* _Problem statement_
If a line below contains the word "screenshot", count it; give only the total.

┌────────

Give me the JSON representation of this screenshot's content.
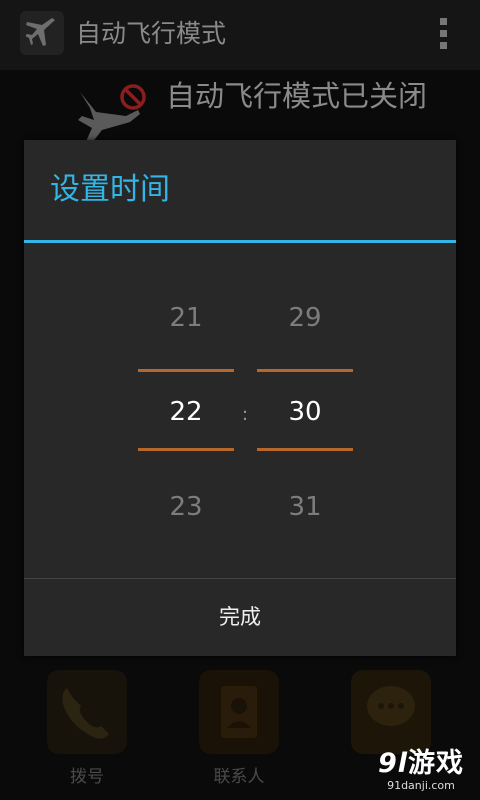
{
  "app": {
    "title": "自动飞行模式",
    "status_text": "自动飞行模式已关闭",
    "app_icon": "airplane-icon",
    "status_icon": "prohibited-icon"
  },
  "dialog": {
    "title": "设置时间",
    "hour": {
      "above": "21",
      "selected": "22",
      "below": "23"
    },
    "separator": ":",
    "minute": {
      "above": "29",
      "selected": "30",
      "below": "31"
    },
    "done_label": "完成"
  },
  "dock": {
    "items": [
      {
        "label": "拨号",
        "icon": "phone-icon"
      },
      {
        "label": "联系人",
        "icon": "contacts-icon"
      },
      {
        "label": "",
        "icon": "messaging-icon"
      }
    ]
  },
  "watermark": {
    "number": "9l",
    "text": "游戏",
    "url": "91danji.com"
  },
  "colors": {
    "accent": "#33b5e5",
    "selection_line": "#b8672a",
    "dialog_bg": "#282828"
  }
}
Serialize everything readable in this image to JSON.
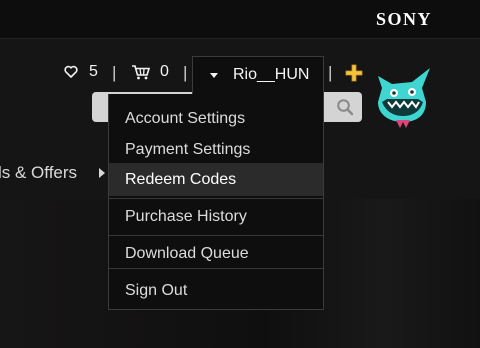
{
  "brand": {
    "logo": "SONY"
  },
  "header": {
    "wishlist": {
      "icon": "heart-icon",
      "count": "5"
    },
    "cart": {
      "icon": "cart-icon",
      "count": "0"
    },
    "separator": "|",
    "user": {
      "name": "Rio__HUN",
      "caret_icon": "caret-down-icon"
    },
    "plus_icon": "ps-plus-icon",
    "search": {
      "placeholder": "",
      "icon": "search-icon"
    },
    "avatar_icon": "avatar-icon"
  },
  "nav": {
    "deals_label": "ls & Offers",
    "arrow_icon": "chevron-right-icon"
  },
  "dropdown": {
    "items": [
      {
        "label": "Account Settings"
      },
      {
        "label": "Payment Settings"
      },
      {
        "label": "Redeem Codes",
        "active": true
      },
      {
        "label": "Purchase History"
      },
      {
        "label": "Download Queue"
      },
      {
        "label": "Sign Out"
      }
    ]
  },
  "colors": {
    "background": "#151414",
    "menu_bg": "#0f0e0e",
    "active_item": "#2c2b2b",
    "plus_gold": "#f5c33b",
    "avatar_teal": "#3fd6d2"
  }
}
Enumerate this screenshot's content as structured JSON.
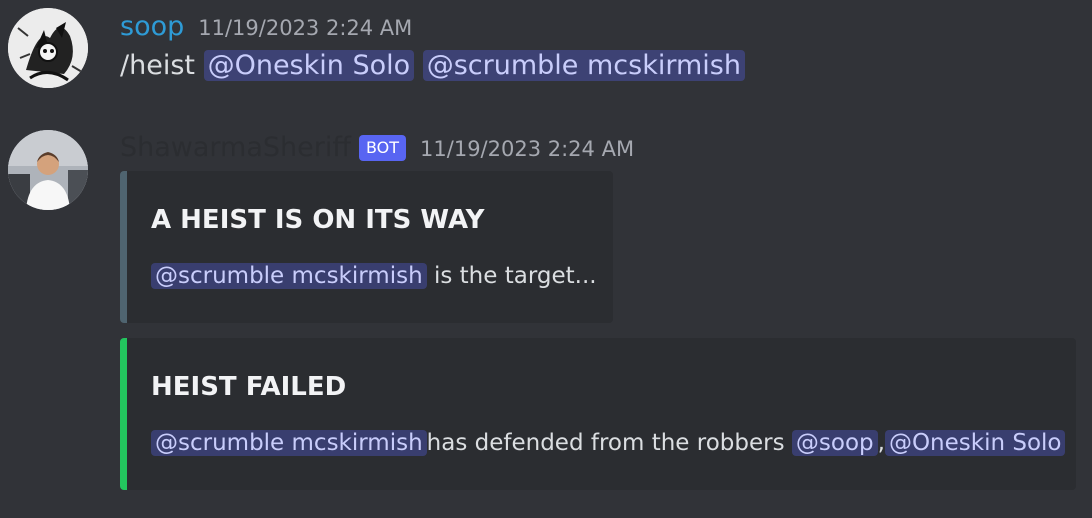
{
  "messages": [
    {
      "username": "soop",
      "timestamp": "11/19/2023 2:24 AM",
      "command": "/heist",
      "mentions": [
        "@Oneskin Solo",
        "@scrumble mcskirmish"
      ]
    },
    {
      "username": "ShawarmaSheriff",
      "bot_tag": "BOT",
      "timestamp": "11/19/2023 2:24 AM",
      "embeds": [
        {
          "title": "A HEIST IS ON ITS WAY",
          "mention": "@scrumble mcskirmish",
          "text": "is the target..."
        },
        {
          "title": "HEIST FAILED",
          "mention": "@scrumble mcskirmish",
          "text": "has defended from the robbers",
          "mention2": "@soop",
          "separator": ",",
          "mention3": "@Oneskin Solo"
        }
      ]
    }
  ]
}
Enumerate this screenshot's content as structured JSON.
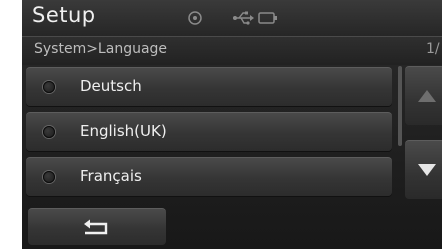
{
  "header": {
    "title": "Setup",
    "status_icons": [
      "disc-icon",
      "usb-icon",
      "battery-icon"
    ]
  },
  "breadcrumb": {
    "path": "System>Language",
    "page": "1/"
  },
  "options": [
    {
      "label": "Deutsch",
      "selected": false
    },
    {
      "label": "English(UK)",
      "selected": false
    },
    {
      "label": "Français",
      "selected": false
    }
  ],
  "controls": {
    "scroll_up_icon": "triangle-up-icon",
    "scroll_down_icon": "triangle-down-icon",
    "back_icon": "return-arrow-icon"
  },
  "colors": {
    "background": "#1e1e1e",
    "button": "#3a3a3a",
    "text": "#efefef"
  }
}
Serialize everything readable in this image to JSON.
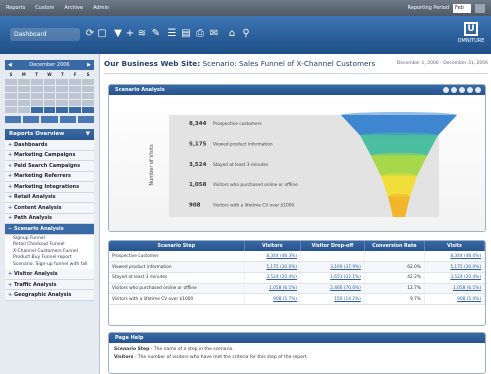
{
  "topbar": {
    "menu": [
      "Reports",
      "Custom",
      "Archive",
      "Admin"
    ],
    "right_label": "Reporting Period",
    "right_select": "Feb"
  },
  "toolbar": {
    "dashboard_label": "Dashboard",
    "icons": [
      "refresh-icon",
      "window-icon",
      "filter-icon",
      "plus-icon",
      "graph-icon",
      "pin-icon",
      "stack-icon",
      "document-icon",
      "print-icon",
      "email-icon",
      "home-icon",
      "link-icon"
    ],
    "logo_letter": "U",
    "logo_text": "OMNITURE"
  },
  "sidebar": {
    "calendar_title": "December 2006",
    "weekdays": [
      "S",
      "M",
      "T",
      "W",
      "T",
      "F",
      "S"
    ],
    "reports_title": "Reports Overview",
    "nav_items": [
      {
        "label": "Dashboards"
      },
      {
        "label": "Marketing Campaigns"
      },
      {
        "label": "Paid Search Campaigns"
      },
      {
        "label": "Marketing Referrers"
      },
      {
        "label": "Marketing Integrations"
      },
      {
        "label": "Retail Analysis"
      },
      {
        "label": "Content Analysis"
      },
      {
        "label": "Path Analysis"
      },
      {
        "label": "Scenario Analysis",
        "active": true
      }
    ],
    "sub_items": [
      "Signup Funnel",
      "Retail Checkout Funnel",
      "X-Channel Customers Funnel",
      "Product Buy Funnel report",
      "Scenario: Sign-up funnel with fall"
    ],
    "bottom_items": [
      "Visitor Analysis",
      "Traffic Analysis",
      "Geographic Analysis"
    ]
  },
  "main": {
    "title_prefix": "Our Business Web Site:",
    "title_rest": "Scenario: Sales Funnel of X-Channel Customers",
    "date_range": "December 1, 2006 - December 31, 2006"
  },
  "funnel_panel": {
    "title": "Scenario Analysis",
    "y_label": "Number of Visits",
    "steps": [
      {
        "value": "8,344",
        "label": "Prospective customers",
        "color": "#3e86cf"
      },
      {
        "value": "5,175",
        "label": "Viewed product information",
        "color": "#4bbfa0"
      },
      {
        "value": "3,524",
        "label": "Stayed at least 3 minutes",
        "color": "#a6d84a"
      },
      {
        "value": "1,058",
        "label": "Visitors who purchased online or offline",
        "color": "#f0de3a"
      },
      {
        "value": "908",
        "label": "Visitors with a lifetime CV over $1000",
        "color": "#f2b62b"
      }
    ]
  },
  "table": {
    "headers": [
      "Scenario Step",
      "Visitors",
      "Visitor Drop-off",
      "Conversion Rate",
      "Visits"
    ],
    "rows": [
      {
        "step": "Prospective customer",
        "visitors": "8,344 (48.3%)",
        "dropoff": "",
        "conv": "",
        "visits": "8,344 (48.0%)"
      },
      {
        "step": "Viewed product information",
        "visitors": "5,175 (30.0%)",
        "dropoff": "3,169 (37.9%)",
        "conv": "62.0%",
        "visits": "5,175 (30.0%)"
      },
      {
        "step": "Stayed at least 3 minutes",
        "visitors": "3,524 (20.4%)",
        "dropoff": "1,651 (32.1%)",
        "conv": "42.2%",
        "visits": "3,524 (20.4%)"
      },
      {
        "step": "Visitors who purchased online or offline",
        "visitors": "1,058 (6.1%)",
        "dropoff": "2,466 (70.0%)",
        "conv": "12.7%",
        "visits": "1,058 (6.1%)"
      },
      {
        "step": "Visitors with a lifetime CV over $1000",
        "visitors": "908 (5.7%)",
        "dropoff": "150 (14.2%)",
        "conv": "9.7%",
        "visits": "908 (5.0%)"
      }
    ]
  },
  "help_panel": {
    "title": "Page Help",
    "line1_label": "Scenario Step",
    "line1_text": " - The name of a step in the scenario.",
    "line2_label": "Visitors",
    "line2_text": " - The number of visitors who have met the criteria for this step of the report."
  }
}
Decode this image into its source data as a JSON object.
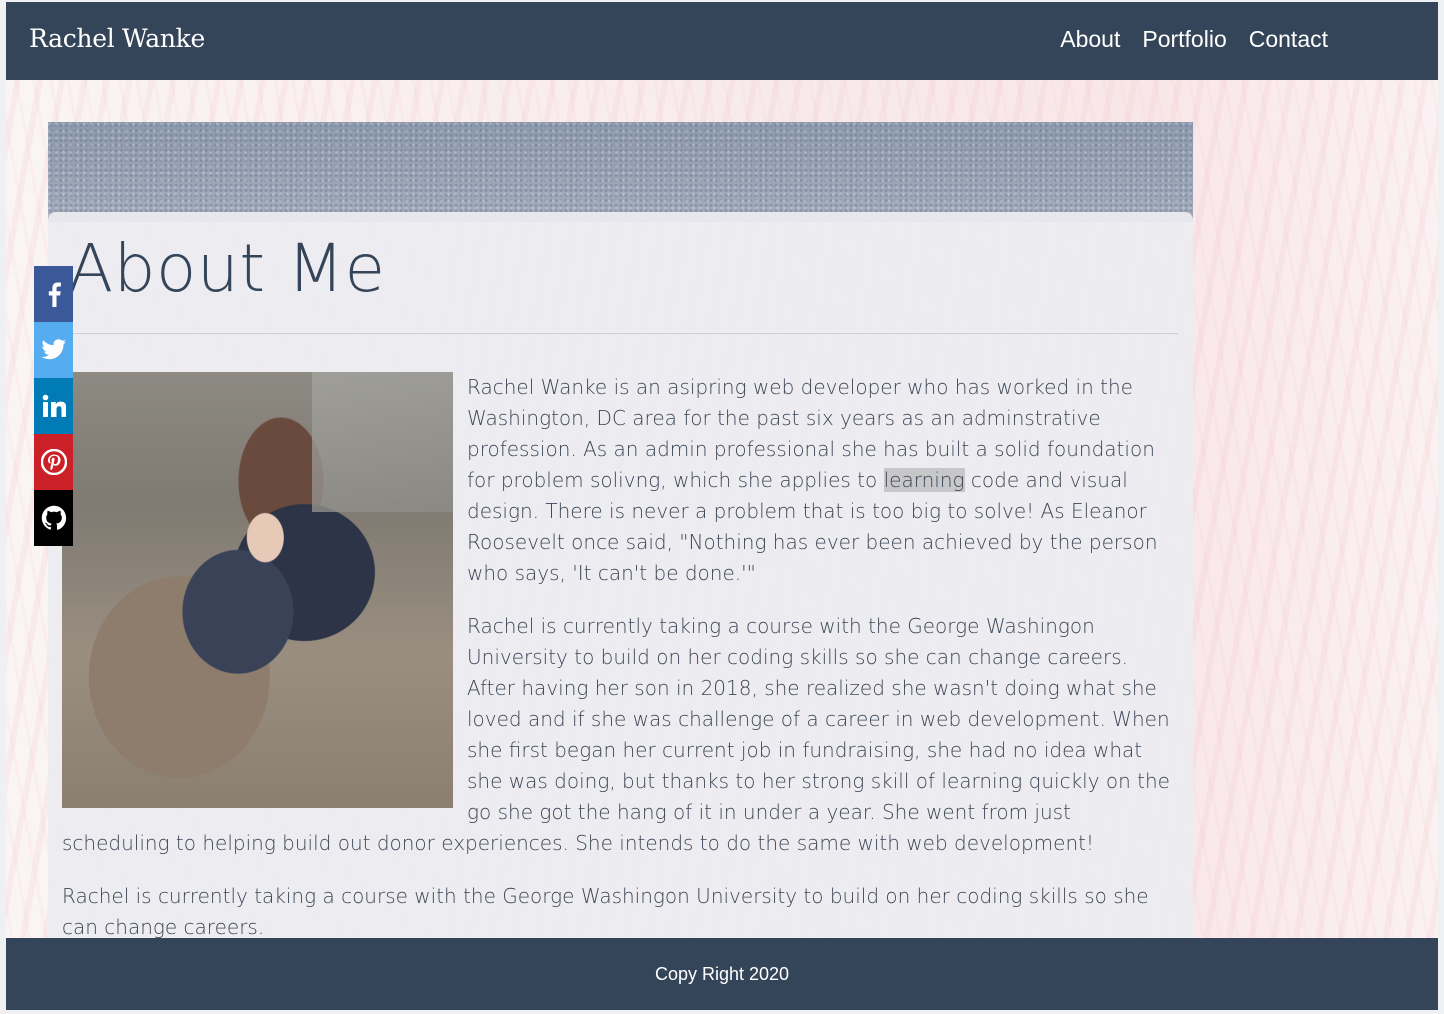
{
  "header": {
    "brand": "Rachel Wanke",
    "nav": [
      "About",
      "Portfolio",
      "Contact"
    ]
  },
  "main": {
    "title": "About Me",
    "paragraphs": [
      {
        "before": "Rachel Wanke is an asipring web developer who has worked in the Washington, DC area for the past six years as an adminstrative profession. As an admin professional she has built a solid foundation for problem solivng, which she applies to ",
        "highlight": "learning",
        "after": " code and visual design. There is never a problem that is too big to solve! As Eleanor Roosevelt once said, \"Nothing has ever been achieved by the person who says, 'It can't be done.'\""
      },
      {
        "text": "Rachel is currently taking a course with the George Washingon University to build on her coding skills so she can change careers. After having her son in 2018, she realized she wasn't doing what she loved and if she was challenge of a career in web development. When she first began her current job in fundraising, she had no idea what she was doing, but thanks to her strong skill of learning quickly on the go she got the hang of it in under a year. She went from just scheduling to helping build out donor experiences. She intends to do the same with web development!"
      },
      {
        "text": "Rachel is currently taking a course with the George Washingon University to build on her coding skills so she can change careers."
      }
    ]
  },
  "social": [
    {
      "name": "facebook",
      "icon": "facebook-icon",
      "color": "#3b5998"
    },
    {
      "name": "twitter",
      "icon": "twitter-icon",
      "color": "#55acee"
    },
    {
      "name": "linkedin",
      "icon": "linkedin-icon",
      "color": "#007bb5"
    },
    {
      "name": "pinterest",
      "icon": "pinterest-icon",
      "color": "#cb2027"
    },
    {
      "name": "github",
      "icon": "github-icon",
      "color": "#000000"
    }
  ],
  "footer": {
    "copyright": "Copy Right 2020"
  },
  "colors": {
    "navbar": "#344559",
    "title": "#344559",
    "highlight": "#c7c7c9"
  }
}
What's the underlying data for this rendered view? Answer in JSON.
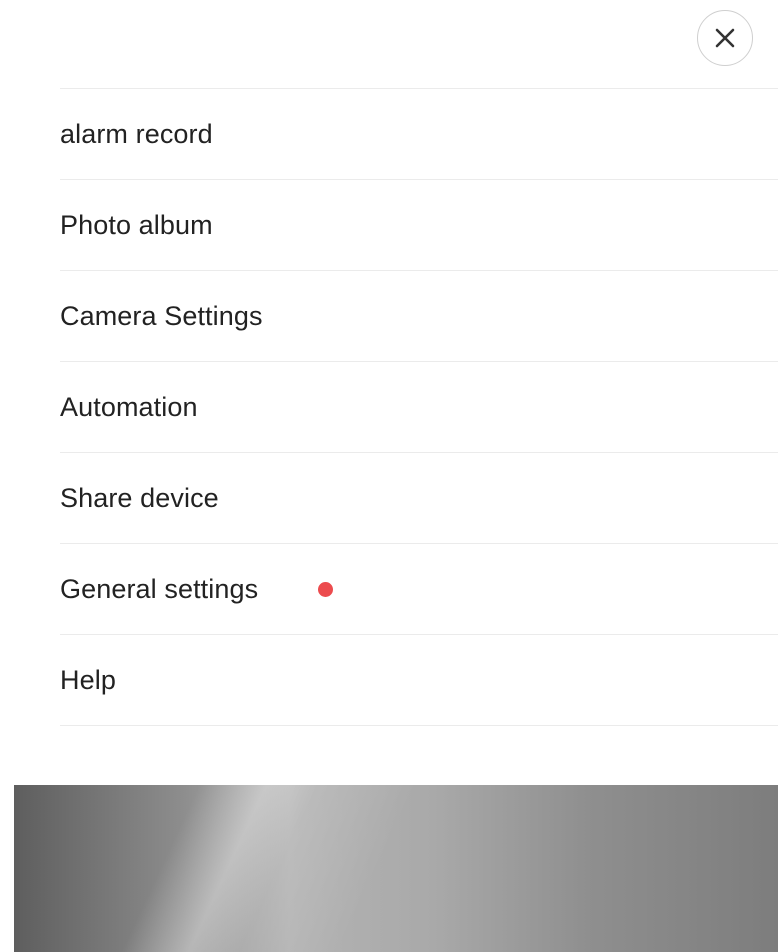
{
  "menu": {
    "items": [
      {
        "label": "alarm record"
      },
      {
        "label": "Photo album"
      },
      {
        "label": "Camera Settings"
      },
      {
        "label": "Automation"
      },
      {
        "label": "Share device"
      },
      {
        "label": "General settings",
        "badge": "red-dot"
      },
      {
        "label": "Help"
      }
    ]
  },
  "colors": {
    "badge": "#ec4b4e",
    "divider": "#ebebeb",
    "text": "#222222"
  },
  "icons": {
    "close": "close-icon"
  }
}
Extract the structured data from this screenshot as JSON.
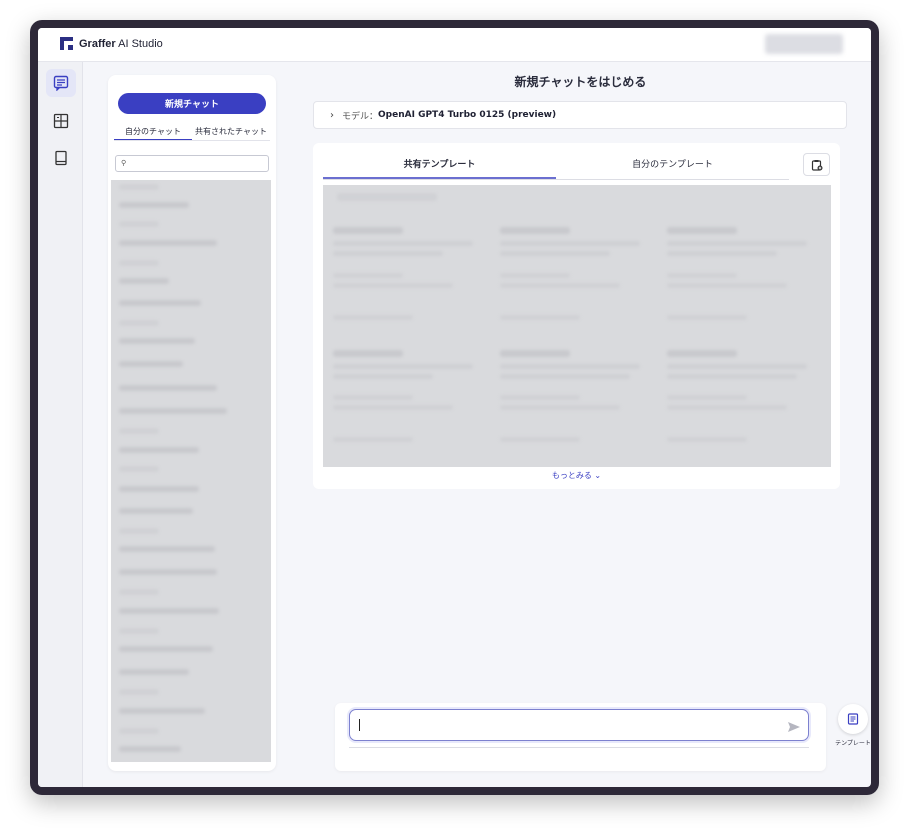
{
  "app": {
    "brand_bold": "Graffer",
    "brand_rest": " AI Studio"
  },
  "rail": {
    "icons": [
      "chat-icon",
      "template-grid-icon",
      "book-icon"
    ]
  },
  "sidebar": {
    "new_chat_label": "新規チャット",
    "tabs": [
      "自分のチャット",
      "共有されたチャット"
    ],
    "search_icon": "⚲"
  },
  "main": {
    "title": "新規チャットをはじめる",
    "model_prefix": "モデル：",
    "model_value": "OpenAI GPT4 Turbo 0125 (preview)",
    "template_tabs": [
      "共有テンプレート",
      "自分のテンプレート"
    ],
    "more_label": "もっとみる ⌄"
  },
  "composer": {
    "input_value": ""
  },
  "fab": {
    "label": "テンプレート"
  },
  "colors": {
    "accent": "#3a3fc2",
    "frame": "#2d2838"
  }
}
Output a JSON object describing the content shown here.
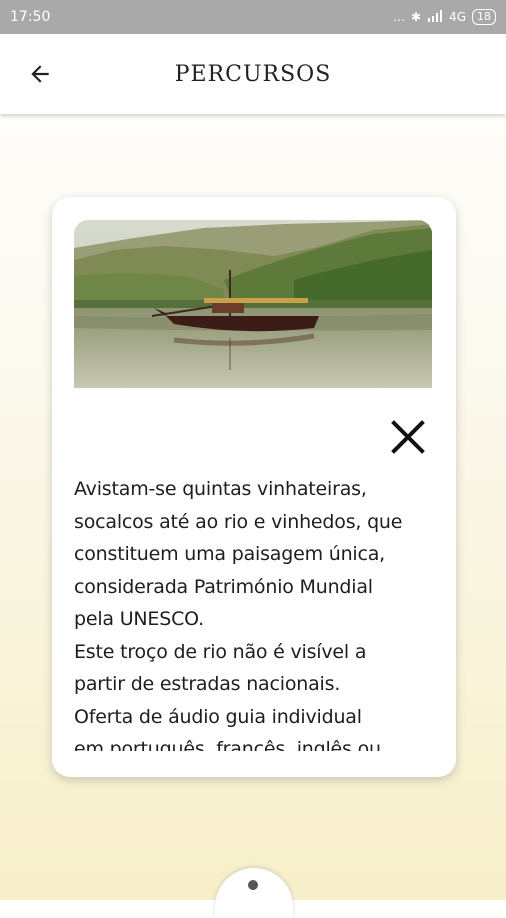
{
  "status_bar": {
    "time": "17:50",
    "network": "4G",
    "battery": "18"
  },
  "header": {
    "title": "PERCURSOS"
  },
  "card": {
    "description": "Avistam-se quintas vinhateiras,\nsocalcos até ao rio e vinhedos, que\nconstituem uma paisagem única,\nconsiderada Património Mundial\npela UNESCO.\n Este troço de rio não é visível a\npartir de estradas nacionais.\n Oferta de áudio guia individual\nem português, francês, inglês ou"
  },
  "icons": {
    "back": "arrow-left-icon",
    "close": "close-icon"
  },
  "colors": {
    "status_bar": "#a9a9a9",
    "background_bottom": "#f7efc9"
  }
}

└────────

* _Your response_
4